Predictions abound about the future of the book. Most of these, however, are about the future of the codex rather than the book. Furthermore, most predictions will be outdated within a matter of months, since they are often preoccupied with detailing the specifics of the latest e-book and e-reader technology. In spite of their almost compulsive accounting of the ‘specs’ of this technology, these predictions are notoriously unspecific in their discussion of books—as evidenced by the failure to distinguish between "the book" and "the codex," but also in their neglect of more conventional (and specific) categories such as "fiction," "poetry," and "non-fiction."

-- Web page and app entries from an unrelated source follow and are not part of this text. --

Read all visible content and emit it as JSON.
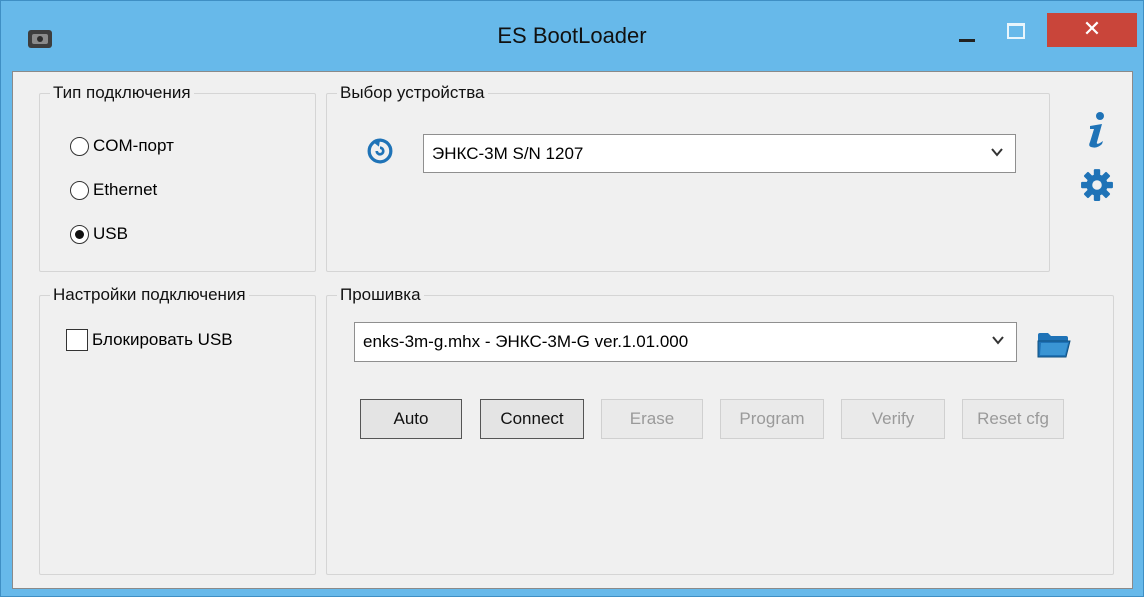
{
  "window": {
    "title": "ES BootLoader",
    "close_symbol": "✕",
    "icons": [
      "app-icon",
      "minimize-icon",
      "maximize-icon",
      "close-icon"
    ]
  },
  "connection_type": {
    "label": "Тип подключения",
    "options": [
      {
        "label": "COM-порт",
        "checked": false
      },
      {
        "label": "Ethernet",
        "checked": false
      },
      {
        "label": "USB",
        "checked": true
      }
    ]
  },
  "device_select": {
    "label": "Выбор устройства",
    "refresh_icon": "refresh-icon",
    "selected": "ЭНКС-3М S/N 1207"
  },
  "connection_settings": {
    "label": "Настройки подключения",
    "block_usb_label": "Блокировать USB",
    "block_usb_checked": false
  },
  "firmware": {
    "label": "Прошивка",
    "selected": "enks-3m-g.mhx  - ЭНКС-3М-G ver.1.01.000",
    "folder_icon": "folder-open-icon"
  },
  "buttons": {
    "auto": "Auto",
    "connect": "Connect",
    "erase": "Erase",
    "program": "Program",
    "verify": "Verify",
    "reset_cfg": "Reset cfg"
  },
  "side_icons": {
    "info": "info-icon",
    "settings": "gear-icon"
  },
  "colors": {
    "title_bar": "#67b9ea",
    "close_button": "#c9453a",
    "client_bg": "#f0f0f0",
    "icon_blue": "#1f73b7"
  }
}
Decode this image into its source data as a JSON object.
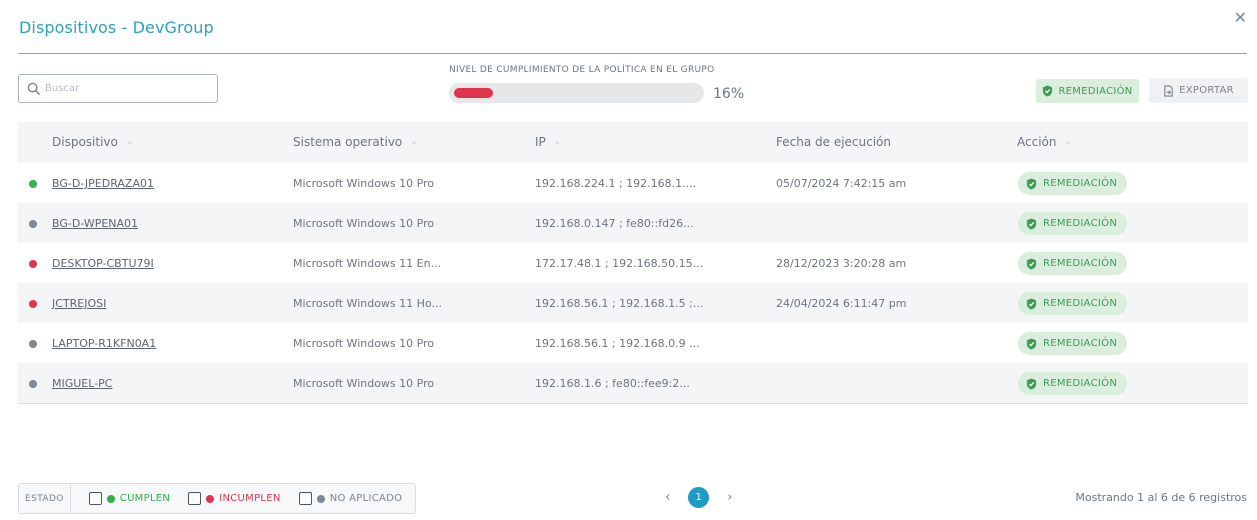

This seminar presentation will attempt to chart a remedial course by considering the (possible) effect of e-books on one specific literary category—more specific even than "fiction" or "non-fiction," though in fact crossing these two categories. This category is literatures of social reform. That is to say, books which inspired social reforms of one type or another.
This category of books, most of which were undeniably "popular" at the time of their publication, will be used as the basis for yet another prediction about the future of the book. This prediction, however, will recognise the differences between book and codex; it will also be informed by a clear understanding of the role of book publishers in the production of literature.
Finally, this seminar presentation will consider the prospects for literature functioning as an agent of social change in an e-book future. Per Henningsgaard
is an Assistant Professor of English at the University of Wisconsin-Stevens Point (UWSP). He went to UWSP from Curtin University of Technology in Perth, Western Australia, where he was employed as a Sessional Tutor following the completion of his PhD in 2008 at The University of Western Australia. Originally from Minnesota, Per moved to Australia in 2005 under the auspices of a Fulbright Grant. His research interests include Australian and other postcolonial literatures, as well as publishing and book history.
Members who attended the 2007 BSANZ Conference in Hobart may remember Per because, in that year, he won a Postgraduate Conference Travel Award to present a paper on the "Fremantle Press and the Cultivation of a Regional Press in Australia."